*** Material to process Section Begins ***

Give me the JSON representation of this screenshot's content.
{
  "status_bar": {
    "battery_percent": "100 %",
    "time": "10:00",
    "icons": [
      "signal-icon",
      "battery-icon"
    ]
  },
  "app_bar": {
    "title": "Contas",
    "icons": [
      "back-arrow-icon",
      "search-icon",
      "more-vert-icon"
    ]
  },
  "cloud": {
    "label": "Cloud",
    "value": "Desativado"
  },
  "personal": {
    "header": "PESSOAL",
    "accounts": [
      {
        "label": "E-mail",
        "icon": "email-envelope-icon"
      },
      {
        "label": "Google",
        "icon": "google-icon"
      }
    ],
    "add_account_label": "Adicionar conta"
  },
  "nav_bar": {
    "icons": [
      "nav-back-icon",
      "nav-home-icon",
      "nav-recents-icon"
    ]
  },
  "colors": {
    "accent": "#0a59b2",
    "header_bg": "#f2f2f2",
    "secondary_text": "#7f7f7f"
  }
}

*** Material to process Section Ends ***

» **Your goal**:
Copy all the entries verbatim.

» **Solution below**:
Give me the JSON representation of this screenshot's content.
{
  "status_bar": {
    "battery_percent": "100 %",
    "time": "10:00",
    "icons": [
      "signal-icon",
      "battery-icon"
    ]
  },
  "app_bar": {
    "title": "Contas",
    "icons": [
      "back-arrow-icon",
      "search-icon",
      "more-vert-icon"
    ]
  },
  "cloud": {
    "label": "Cloud",
    "value": "Desativado"
  },
  "personal": {
    "header": "PESSOAL",
    "accounts": [
      {
        "label": "E-mail",
        "icon": "email-envelope-icon"
      },
      {
        "label": "Google",
        "icon": "google-icon"
      }
    ],
    "add_account_label": "Adicionar conta"
  },
  "nav_bar": {
    "icons": [
      "nav-back-icon",
      "nav-home-icon",
      "nav-recents-icon"
    ]
  },
  "colors": {
    "accent": "#0a59b2",
    "header_bg": "#f2f2f2",
    "secondary_text": "#7f7f7f"
  }
}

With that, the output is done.